[Data items]
-------------------------
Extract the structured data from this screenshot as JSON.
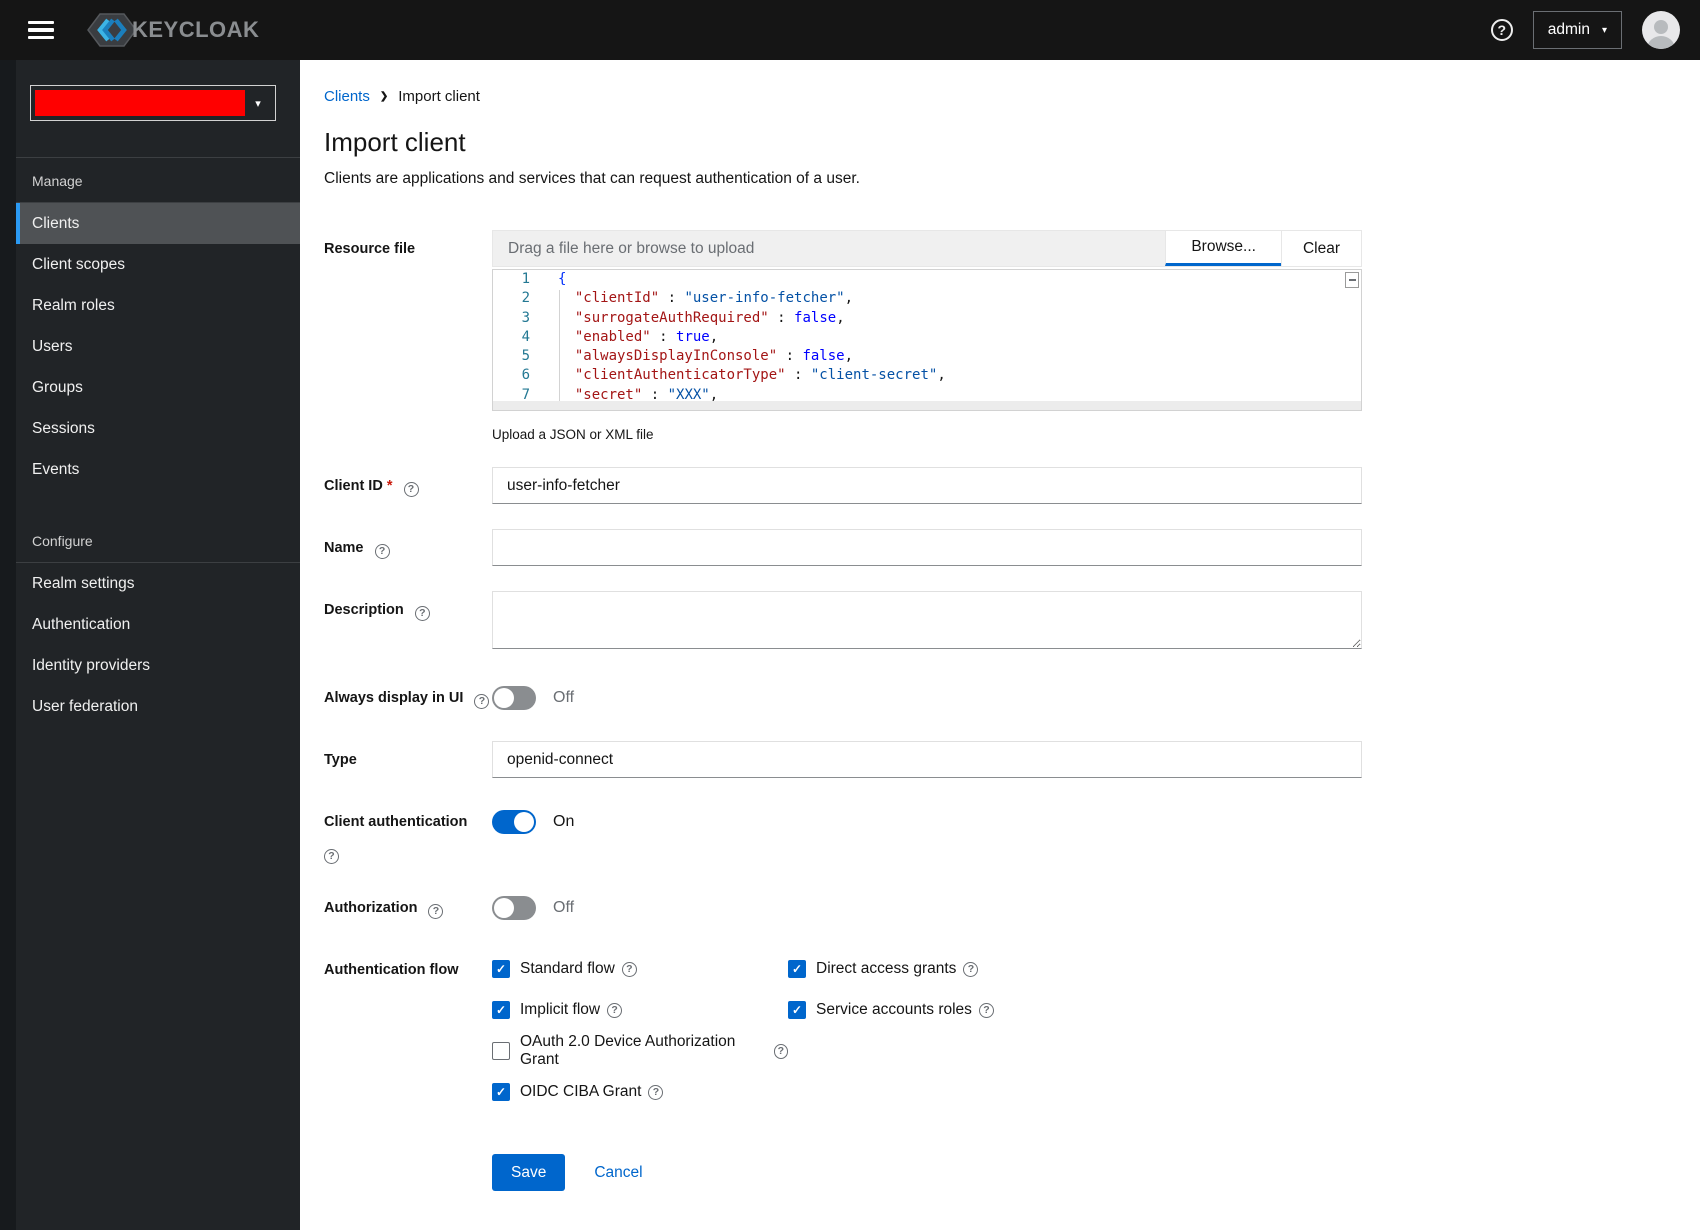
{
  "topbar": {
    "brand": "KEYCLOAK",
    "user_menu": {
      "label": "admin"
    }
  },
  "icons": {
    "menu": "hamburger",
    "help": "?",
    "caret_down": "▾",
    "breadcrumb_chevron": "❯",
    "avatar": "user-silhouette",
    "check": "✓"
  },
  "sidebar": {
    "realm_selector": {
      "redacted_color": "#ff0000"
    },
    "sections": [
      {
        "label": "Manage",
        "items": [
          {
            "label": "Clients",
            "selected": true
          },
          {
            "label": "Client scopes",
            "selected": false
          },
          {
            "label": "Realm roles",
            "selected": false
          },
          {
            "label": "Users",
            "selected": false
          },
          {
            "label": "Groups",
            "selected": false
          },
          {
            "label": "Sessions",
            "selected": false
          },
          {
            "label": "Events",
            "selected": false
          }
        ]
      },
      {
        "label": "Configure",
        "items": [
          {
            "label": "Realm settings",
            "selected": false
          },
          {
            "label": "Authentication",
            "selected": false
          },
          {
            "label": "Identity providers",
            "selected": false
          },
          {
            "label": "User federation",
            "selected": false
          }
        ]
      }
    ]
  },
  "breadcrumb": {
    "parent": "Clients",
    "current": "Import client"
  },
  "header": {
    "title": "Import client",
    "subtitle": "Clients are applications and services that can request authentication of a user."
  },
  "form": {
    "resource_file": {
      "label": "Resource file",
      "placeholder": "Drag a file here or browse to upload",
      "browse_label": "Browse...",
      "clear_label": "Clear",
      "helper": "Upload a JSON or XML file",
      "editor_lines": [
        {
          "num": "1",
          "tokens": [
            [
              "brace",
              "{"
            ]
          ]
        },
        {
          "num": "2",
          "tokens": [
            [
              "punct",
              "  "
            ],
            [
              "key",
              "\"clientId\""
            ],
            [
              "punct",
              " : "
            ],
            [
              "str",
              "\"user-info-fetcher\""
            ],
            [
              "punct",
              ","
            ]
          ]
        },
        {
          "num": "3",
          "tokens": [
            [
              "punct",
              "  "
            ],
            [
              "key",
              "\"surrogateAuthRequired\""
            ],
            [
              "punct",
              " : "
            ],
            [
              "bool",
              "false"
            ],
            [
              "punct",
              ","
            ]
          ]
        },
        {
          "num": "4",
          "tokens": [
            [
              "punct",
              "  "
            ],
            [
              "key",
              "\"enabled\""
            ],
            [
              "punct",
              " : "
            ],
            [
              "bool",
              "true"
            ],
            [
              "punct",
              ","
            ]
          ]
        },
        {
          "num": "5",
          "tokens": [
            [
              "punct",
              "  "
            ],
            [
              "key",
              "\"alwaysDisplayInConsole\""
            ],
            [
              "punct",
              " : "
            ],
            [
              "bool",
              "false"
            ],
            [
              "punct",
              ","
            ]
          ]
        },
        {
          "num": "6",
          "tokens": [
            [
              "punct",
              "  "
            ],
            [
              "key",
              "\"clientAuthenticatorType\""
            ],
            [
              "punct",
              " : "
            ],
            [
              "str",
              "\"client-secret\""
            ],
            [
              "punct",
              ","
            ]
          ]
        },
        {
          "num": "7",
          "tokens": [
            [
              "punct",
              "  "
            ],
            [
              "key",
              "\"secret\""
            ],
            [
              "punct",
              " : "
            ],
            [
              "str",
              "\"XXX\""
            ],
            [
              "punct",
              ","
            ]
          ]
        }
      ]
    },
    "client_id": {
      "label": "Client ID",
      "required": "*",
      "value": "user-info-fetcher"
    },
    "name": {
      "label": "Name",
      "value": ""
    },
    "description": {
      "label": "Description",
      "value": ""
    },
    "always_display": {
      "label": "Always display in UI",
      "state": "Off",
      "on": false
    },
    "type": {
      "label": "Type",
      "value": "openid-connect"
    },
    "client_auth": {
      "label": "Client authentication",
      "state": "On",
      "on": true
    },
    "authorization": {
      "label": "Authorization",
      "state": "Off",
      "on": false
    },
    "auth_flow": {
      "label": "Authentication flow",
      "options": [
        {
          "label": "Standard flow",
          "checked": true,
          "col": 1
        },
        {
          "label": "Direct access grants",
          "checked": true,
          "col": 2
        },
        {
          "label": "Implicit flow",
          "checked": true,
          "col": 1
        },
        {
          "label": "Service accounts roles",
          "checked": true,
          "col": 2
        },
        {
          "label": "OAuth 2.0 Device Authorization Grant",
          "checked": false,
          "col": 1
        },
        {
          "label": "OIDC CIBA Grant",
          "checked": true,
          "col": 1
        }
      ]
    },
    "actions": {
      "save": "Save",
      "cancel": "Cancel"
    }
  },
  "colors": {
    "primary": "#0066cc",
    "nav_selected_indicator": "#2b9af3",
    "code_key": "#a31515",
    "code_string": "#0451a5",
    "code_bool": "#0000ff",
    "realm_redacted": "#ff0000"
  }
}
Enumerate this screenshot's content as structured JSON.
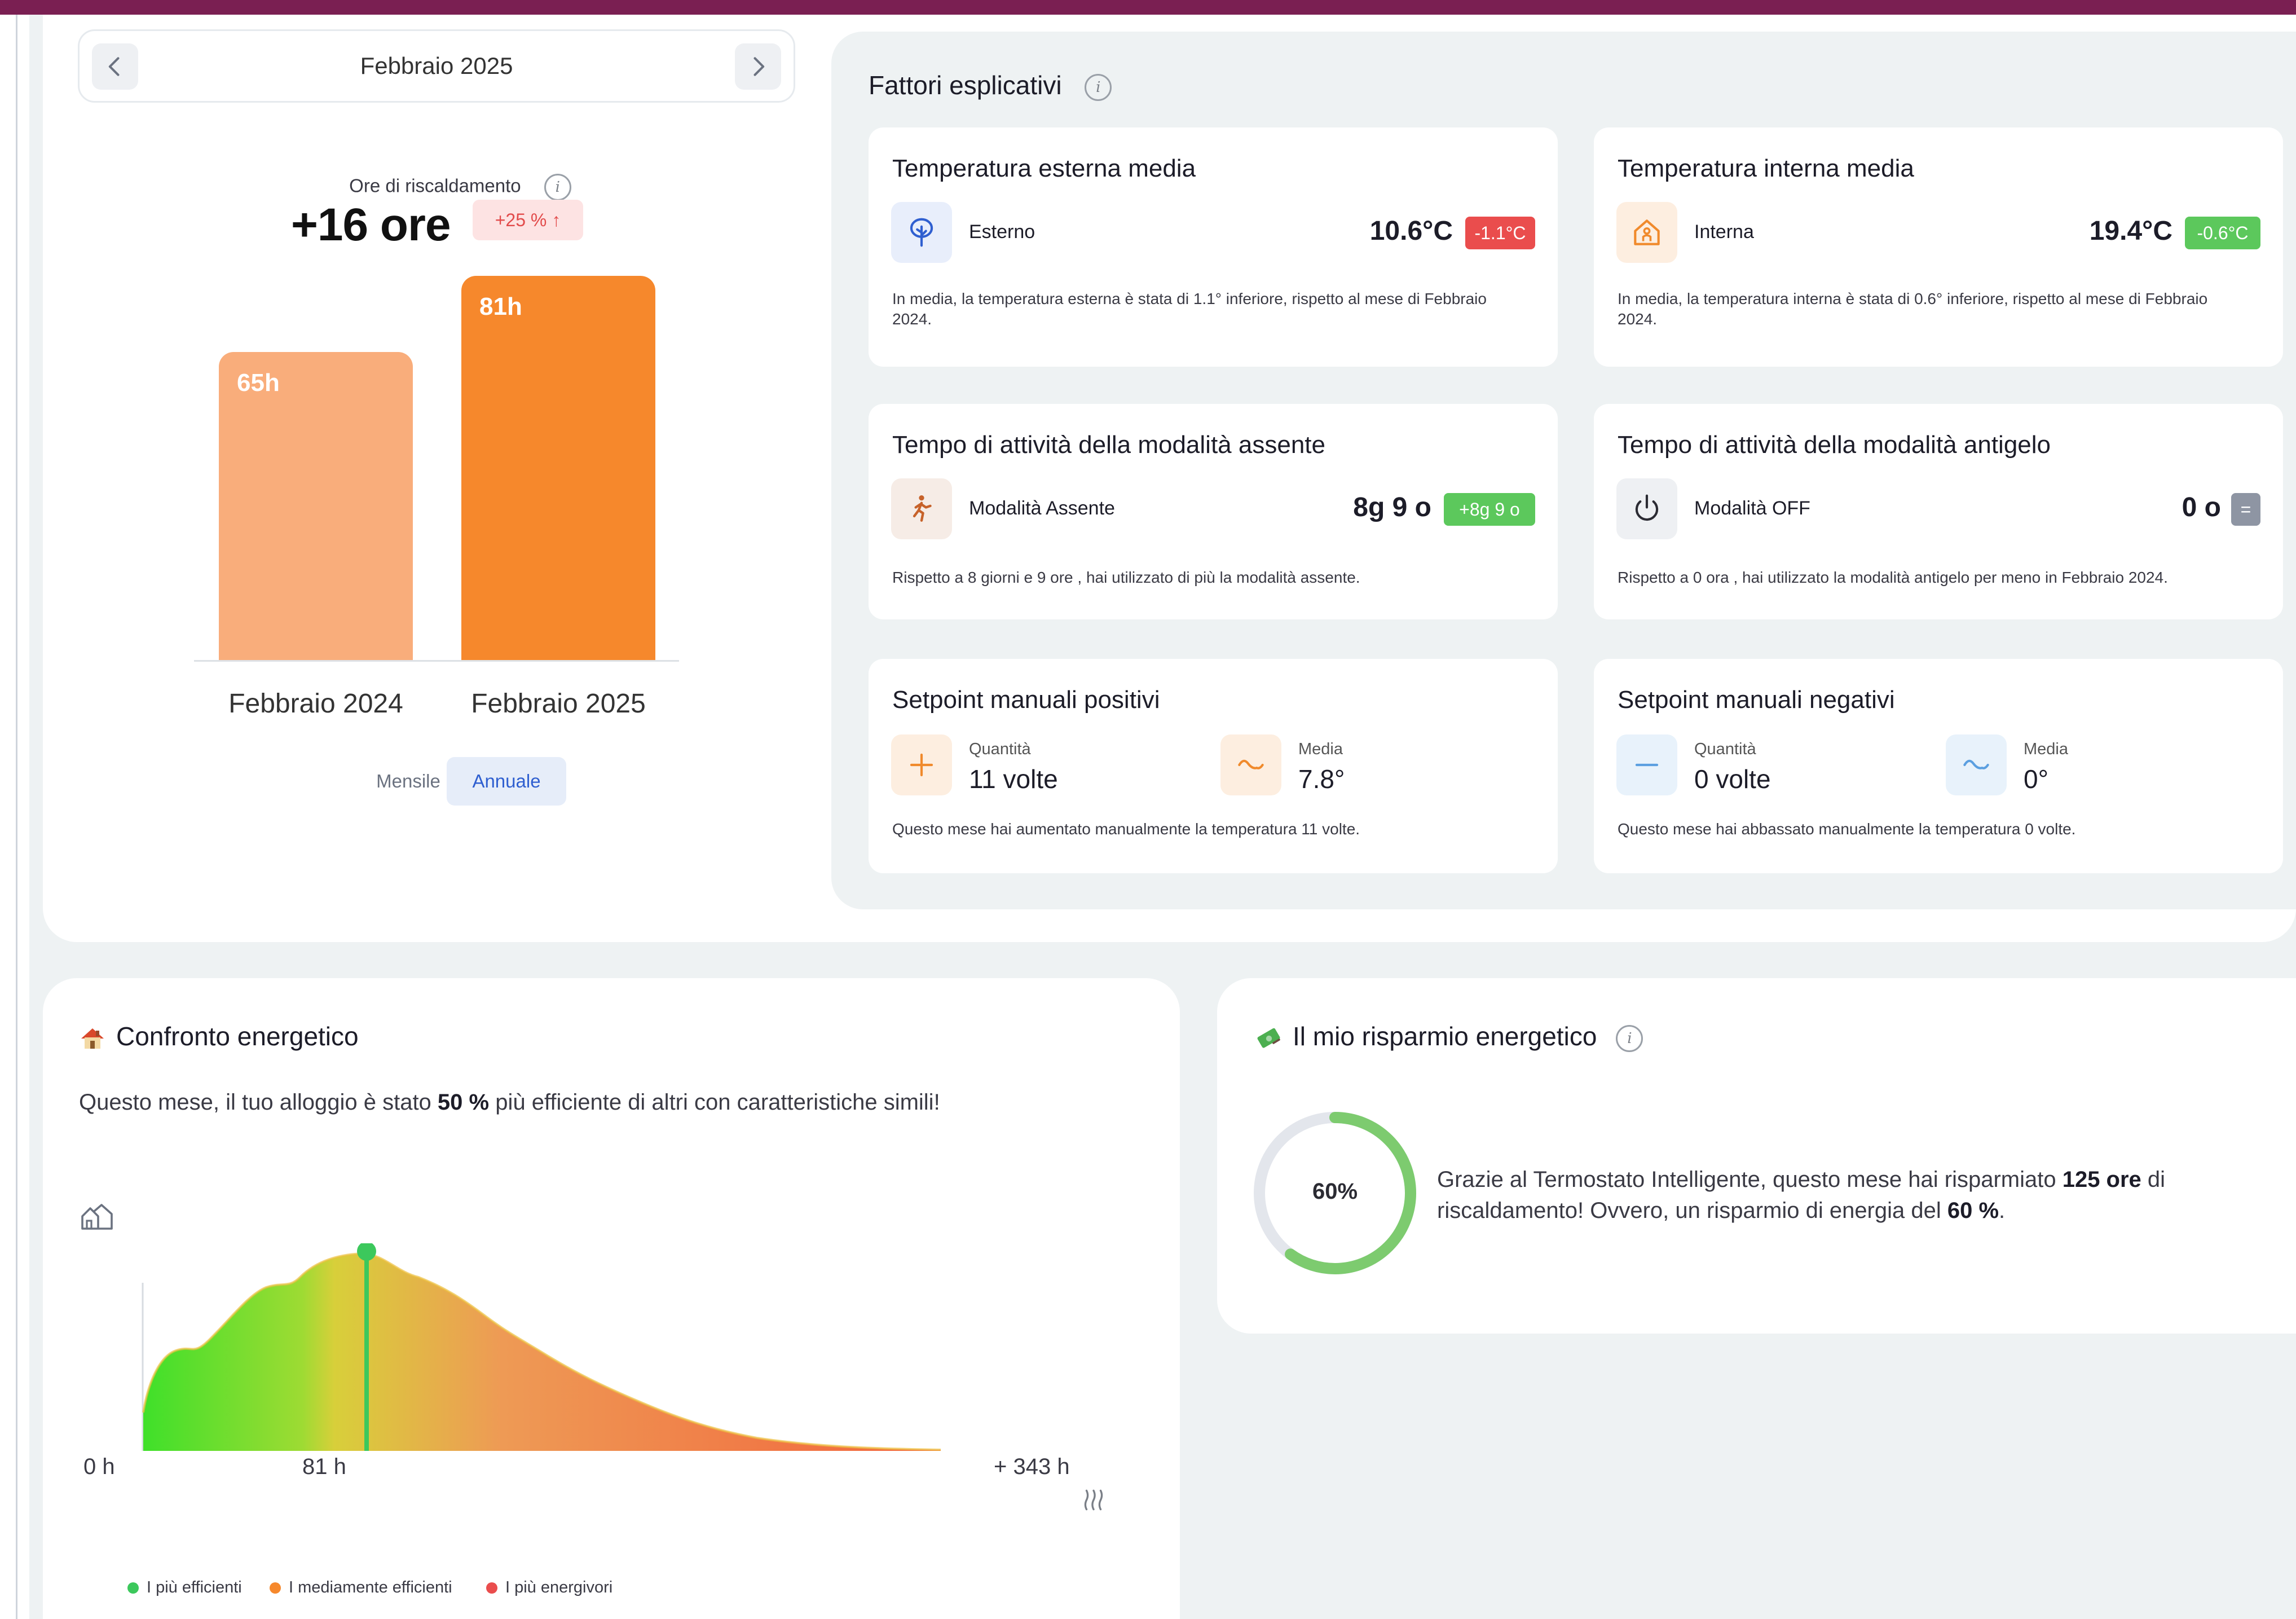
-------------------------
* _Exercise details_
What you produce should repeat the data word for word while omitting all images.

* _Finished task_
Extract the structured data from this screenshot as JSON.
{
  "topbar": {
    "brand": "KEYCLOAK",
    "user_menu": {
      "label": "admin"
    }
  },
  "icons": {
    "menu": "hamburger",
    "help": "?",
    "caret_down": "▾",
    "breadcrumb_chevron": "❯",
    "avatar": "user-silhouette",
    "check": "✓"
  },
  "sidebar": {
    "realm_selector": {
      "redacted_color": "#ff0000"
    },
    "sections": [
      {
        "label": "Manage",
        "items": [
          {
            "label": "Clients",
            "selected": true
          },
          {
            "label": "Client scopes",
            "selected": false
          },
          {
            "label": "Realm roles",
            "selected": false
          },
          {
            "label": "Users",
            "selected": false
          },
          {
            "label": "Groups",
            "selected": false
          },
          {
            "label": "Sessions",
            "selected": false
          },
          {
            "label": "Events",
            "selected": false
          }
        ]
      },
      {
        "label": "Configure",
        "items": [
          {
            "label": "Realm settings",
            "selected": false
          },
          {
            "label": "Authentication",
            "selected": false
          },
          {
            "label": "Identity providers",
            "selected": false
          },
          {
            "label": "User federation",
            "selected": false
          }
        ]
      }
    ]
  },
  "breadcrumb": {
    "parent": "Clients",
    "current": "Import client"
  },
  "header": {
    "title": "Import client",
    "subtitle": "Clients are applications and services that can request authentication of a user."
  },
  "form": {
    "resource_file": {
      "label": "Resource file",
      "placeholder": "Drag a file here or browse to upload",
      "browse_label": "Browse...",
      "clear_label": "Clear",
      "helper": "Upload a JSON or XML file",
      "editor_lines": [
        {
          "num": "1",
          "tokens": [
            [
              "brace",
              "{"
            ]
          ]
        },
        {
          "num": "2",
          "tokens": [
            [
              "punct",
              "  "
            ],
            [
              "key",
              "\"clientId\""
            ],
            [
              "punct",
              " : "
            ],
            [
              "str",
              "\"user-info-fetcher\""
            ],
            [
              "punct",
              ","
            ]
          ]
        },
        {
          "num": "3",
          "tokens": [
            [
              "punct",
              "  "
            ],
            [
              "key",
              "\"surrogateAuthRequired\""
            ],
            [
              "punct",
              " : "
            ],
            [
              "bool",
              "false"
            ],
            [
              "punct",
              ","
            ]
          ]
        },
        {
          "num": "4",
          "tokens": [
            [
              "punct",
              "  "
            ],
            [
              "key",
              "\"enabled\""
            ],
            [
              "punct",
              " : "
            ],
            [
              "bool",
              "true"
            ],
            [
              "punct",
              ","
            ]
          ]
        },
        {
          "num": "5",
          "tokens": [
            [
              "punct",
              "  "
            ],
            [
              "key",
              "\"alwaysDisplayInConsole\""
            ],
            [
              "punct",
              " : "
            ],
            [
              "bool",
              "false"
            ],
            [
              "punct",
              ","
            ]
          ]
        },
        {
          "num": "6",
          "tokens": [
            [
              "punct",
              "  "
            ],
            [
              "key",
              "\"clientAuthenticatorType\""
            ],
            [
              "punct",
              " : "
            ],
            [
              "str",
              "\"client-secret\""
            ],
            [
              "punct",
              ","
            ]
          ]
        },
        {
          "num": "7",
          "tokens": [
            [
              "punct",
              "  "
            ],
            [
              "key",
              "\"secret\""
            ],
            [
              "punct",
              " : "
            ],
            [
              "str",
              "\"XXX\""
            ],
            [
              "punct",
              ","
            ]
          ]
        }
      ]
    },
    "client_id": {
      "label": "Client ID",
      "required": "*",
      "value": "user-info-fetcher"
    },
    "name": {
      "label": "Name",
      "value": ""
    },
    "description": {
      "label": "Description",
      "value": ""
    },
    "always_display": {
      "label": "Always display in UI",
      "state": "Off",
      "on": false
    },
    "type": {
      "label": "Type",
      "value": "openid-connect"
    },
    "client_auth": {
      "label": "Client authentication",
      "state": "On",
      "on": true
    },
    "authorization": {
      "label": "Authorization",
      "state": "Off",
      "on": false
    },
    "auth_flow": {
      "label": "Authentication flow",
      "options": [
        {
          "label": "Standard flow",
          "checked": true,
          "col": 1
        },
        {
          "label": "Direct access grants",
          "checked": true,
          "col": 2
        },
        {
          "label": "Implicit flow",
          "checked": true,
          "col": 1
        },
        {
          "label": "Service accounts roles",
          "checked": true,
          "col": 2
        },
        {
          "label": "OAuth 2.0 Device Authorization Grant",
          "checked": false,
          "col": 1
        },
        {
          "label": "OIDC CIBA Grant",
          "checked": true,
          "col": 1
        }
      ]
    },
    "actions": {
      "save": "Save",
      "cancel": "Cancel"
    }
  },
  "colors": {
    "primary": "#0066cc",
    "nav_selected_indicator": "#2b9af3",
    "code_key": "#a31515",
    "code_string": "#0451a5",
    "code_bool": "#0000ff",
    "realm_redacted": "#ff0000"
  }
}
Enumerate this screenshot's content as structured JSON.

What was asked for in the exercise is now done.